They them showed a few applications of this method. One interesting feature was to show that the nucleus is enriched for non-coding and antisense RNAs compared to the cytoplasm that is enriched with mRNAs. Unfortunately, the nuclear/cytoplasm dichotomy was the only “localization” aspect in their paper. It would have been much more interesting to show mitochondrially-localized vs ER localized vs plasma membrane localized etc… Or, look at highly polarized cells like neurons and use FISSEQ to look at somatic vs dendritic or axonic RNAs. Another experiment they did was to look at the gene expression changes in response to a wound healing model. They found the expected increase in genes related to cell migration, and with some genes differentially expressed only in the migrating cells (at the “wound”) compared to contact inhibited cells that are close to them.  Again, It would have been even better if they could show the subcellular of these mRNAs – are they at focal adhesion sites or other unique sites in the migrating cells? Their results on the whole seem convincing, but I didn’t check all the little technical details.  One thing which is missing is a high resolution image showing the sequencing of just one RNA, compared to an auto fluorescence spot. All their images show one or many cells with multiple spots in different colors – but that is it. The authors say upfront that this is just a demonstration of their method, and that they expect it to improve in coming years, just like what happened with next-generation sequencing. We’ll see… ResearchBlogging.orgLee JH, Daugharthy ER, Scheiman J, Kalhor R, Yang JL, Ferrante TC, Terry R, Jeanty SS, Li C, Amamoto R, Peters DT, Turczyk BM, Marblestone AH, Inverso SA, Bernard A, Mali P, Rios X, Aach J, & Church GM (2014). Highly multiplexed subcellular RNA sequencing in situ. Science (New York, N.Y.), 343 (6177), 1360-3 PMID: 24578530   [post-pub note: this post was also published at the RNA-Seq blog, here].

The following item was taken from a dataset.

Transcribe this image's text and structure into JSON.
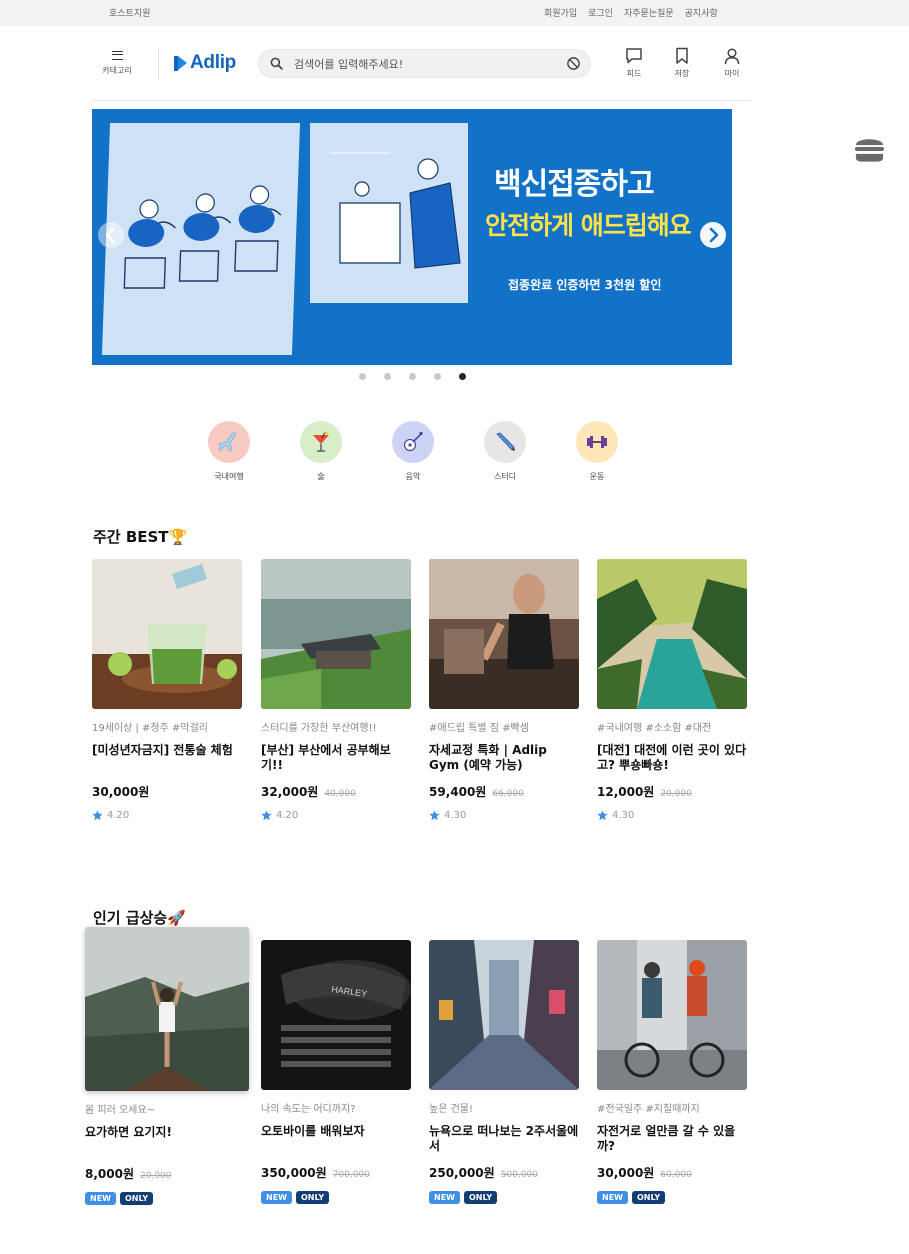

Feb 2015 – the detailed protocol was published at Nature protocols.